Mysticism in Religion: The Problem of Truth-Claims
1. Mysticism in Religion: The Problem of Truth-Claims
Mysticism is a religious or spiritual practice that emphasizes direct experience of God or ultimate reality. Mystics are often seen as having special insights or knowledge that cannot be gained through ordinary means.
This idea of mysticism presents a problem for many people, since it seems to conflict with the idea that religious truth can be known through evidence and reason. For example, if mystics claim to have direct experience of God, how can this be verified? And if mystical experiences cannot be verified, then how can we know that they are not just hallucinations or delusions?
There are a few different ways to respond to this problem. One response is to simply reject mysticism, and to insist that all religious truth must be based on evidence and reason. Another response is to accept mysticism, but to argue that mystical experiences must be interpreted in light of other religious teachings. This allows us to avoid the issue of verifying mystical experiences, while still avoiding the danger of accepting false or misleading claims.
2. Mysticism as Social Phenomenon: The Case of Kabir
Kabir was a fifteenth-century Indian poet and mystic who is revered by Hindus, Muslims, and Sikhs alike. Kabir is unique among mystics in that he did not belong to any one particular religion; instead, he drew from multiple traditions and create a new spiritual path that was based on personal experience and intuition rather than scriptural authority.
One of the most famous stories about Kabir tells of how he once met a Muslim holy man who was reciting the Quran. The holy man asked Kabir if he had also memorized the Quran, and when Kabir said that he had not, the holy man was shocked. He asked Kabir how he could possibly expect to find salvation without knowing the word of God. Kabir simply replied, “I know my heart, and that is enough.”

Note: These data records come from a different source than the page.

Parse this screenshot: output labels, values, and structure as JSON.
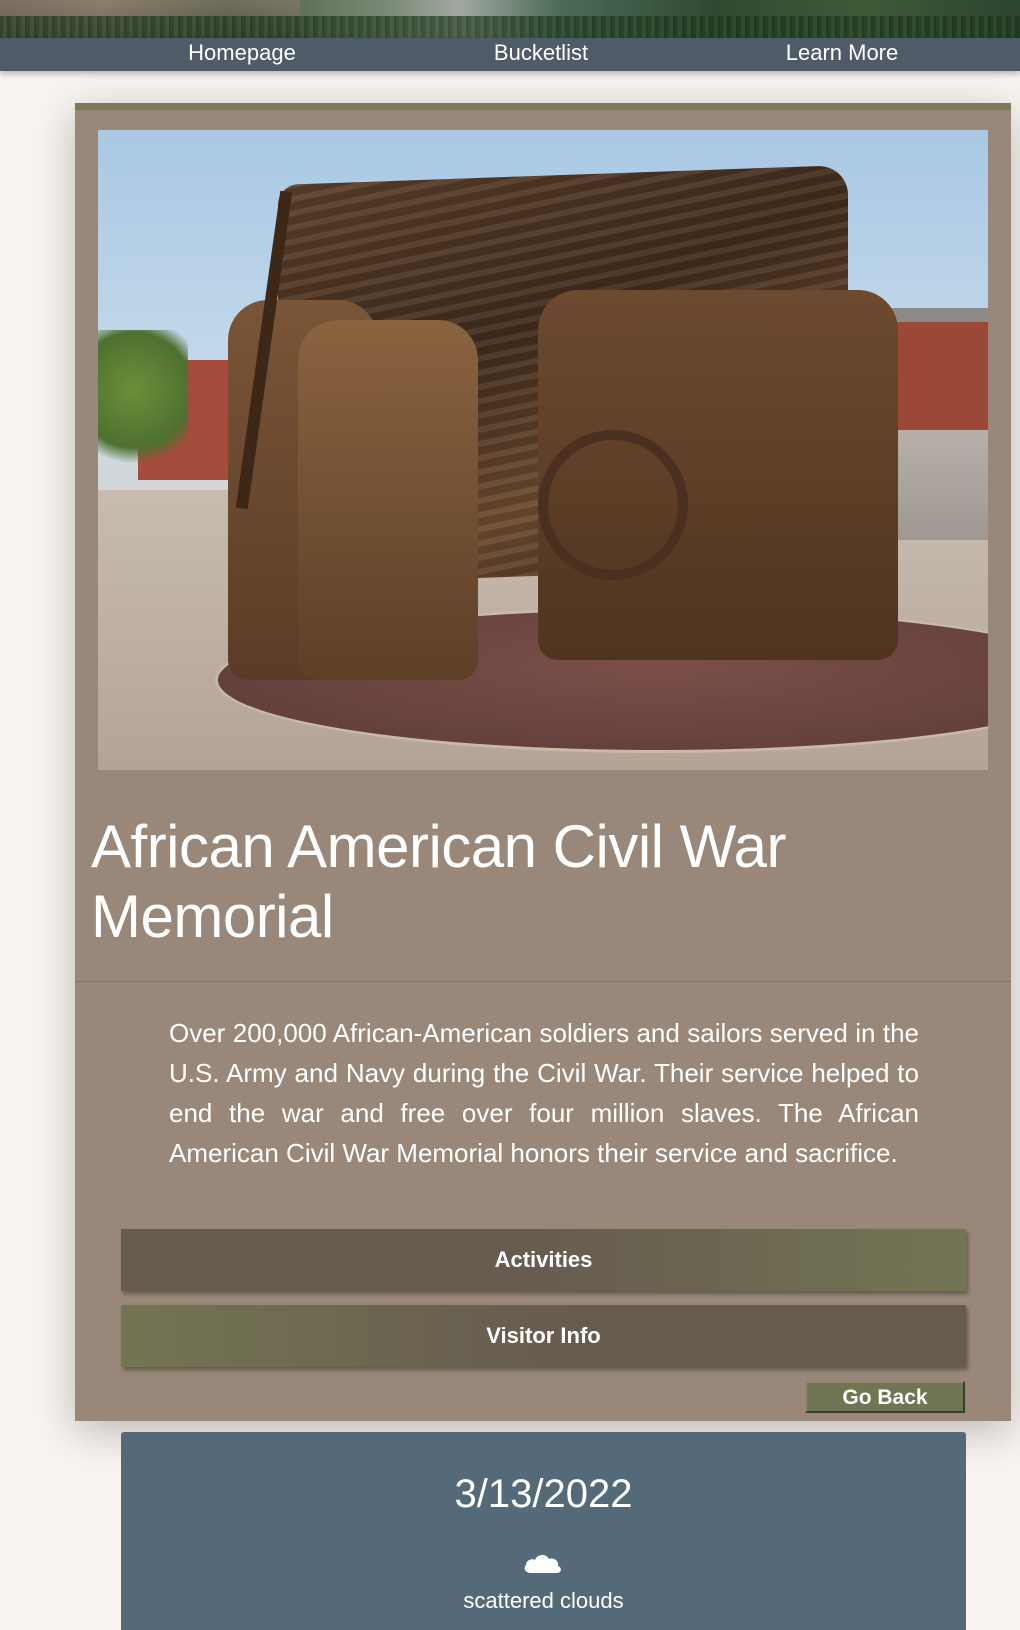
{
  "nav": {
    "home": "Homepage",
    "bucketlist": "Bucketlist",
    "learn_more": "Learn More"
  },
  "memorial": {
    "title": "African American Civil War Memorial",
    "description": "Over 200,000 African-American soldiers and sailors served in the U.S. Army and Navy during the Civil War. Their service helped to end the war and free over four million slaves. The African American Civil War Memorial honors their service and sacrifice.",
    "activities_label": "Activities",
    "visitor_info_label": "Visitor Info",
    "go_back_label": "Go Back"
  },
  "weather": {
    "date": "3/13/2022",
    "icon": "cloud-icon",
    "description": "scattered clouds"
  },
  "colors": {
    "page_bg": "#f9f4f0",
    "nav_bg": "#4f5b66",
    "card_bg": "#998879",
    "accent_olive": "#727553",
    "button_brown": "#675a4f",
    "weather_bg": "#556a79"
  }
}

This story illustrates two important points about mysticism. First, it shows that mystical knowledge does not come from study or intellectual effort; instead, it comes from a direct experience of the divine. Second, it shows that mystical knowledge is not constrained by religious dogma or orthodoxy; instead, it is based on personal intuition and understanding.
As we can see, then, mysticism presents a challenge to traditional religion; however, it also has the potential to enrich our understanding of the divine…

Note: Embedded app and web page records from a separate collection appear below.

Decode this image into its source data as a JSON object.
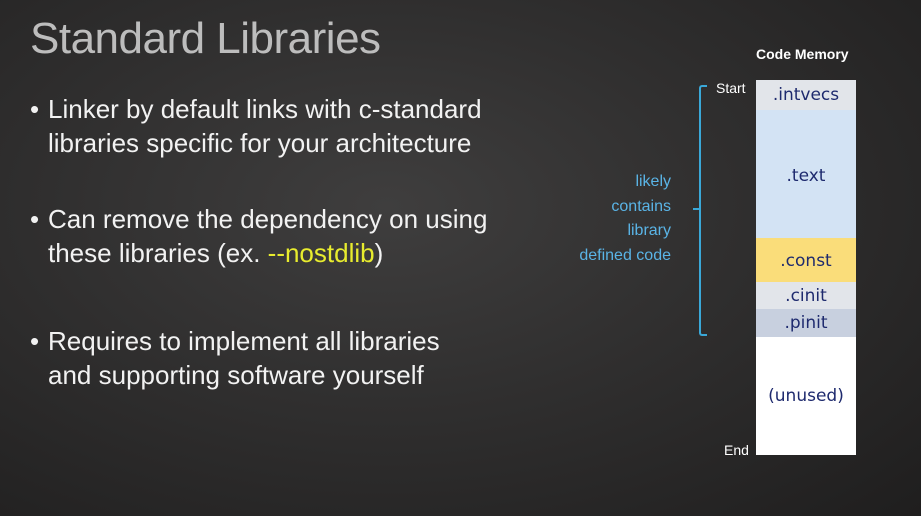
{
  "slide": {
    "title": "Standard Libraries",
    "bullets": [
      {
        "line1": "Linker by default links with c-standard",
        "line2": "libraries specific for your architecture"
      },
      {
        "line1": "Can remove the dependency on using",
        "line2_prefix": "these libraries (ex. ",
        "line2_highlight": "--nostdlib",
        "line2_suffix": ")"
      },
      {
        "line1": "Requires to implement all libraries",
        "line2": "and supporting software yourself"
      }
    ],
    "bullet_symbol": "•"
  },
  "diagram": {
    "title": "Code Memory",
    "start_label": "Start",
    "end_label": "End",
    "bracket_note": [
      "likely",
      "contains",
      "library",
      "defined code"
    ],
    "segments": [
      ".intvecs",
      ".text",
      ".const",
      ".cinit",
      ".pinit",
      "(unused)"
    ]
  },
  "colors": {
    "highlight": "#e8ec2e",
    "bracket": "#3aa8d8",
    "segment_text": "#1e2a6e",
    "const_fill": "#fadd7a",
    "text_fill": "#d3e3f4"
  }
}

3. Mysticism and Religious Evidence: The Case of Ramana Maharshi
Ramana Maharshi was an Indian sage who is considered to be one of the most important figures in modern Hinduism. Maharshi’s teachings were based on his own direct experiences of the divine, which he believed were more real and authoritative than anything he could read in a book.
One of the most famous stories about Maharshi concerns a debate he had with a group of Christian missionaries. The missionaries argued that their faith was the only true religion, and that all other religions were false. Maharshi listened patiently to their arguments, and then he asked them to produce some evidence that Christianity was the one true faith.
The missionaries were unable to produce any evidence, and they eventually left in frustration. Maharshi’s point was not that Christianity was false, but rather that all truth claims must be based on evidence. He believed that mystical experiences, although they cannot be proven, are more persuasive than any argument or doctrine.
In conclusion, we can see that mysticism presents a challenge to both traditional religion and to the modern scientific worldview. Mysticism is not something that can be easily dismissed; instead, it is something that must be engaged with and understood on its own terms. only by doing this can we hope to fully appreciate its potential contribution to our understanding of the divine.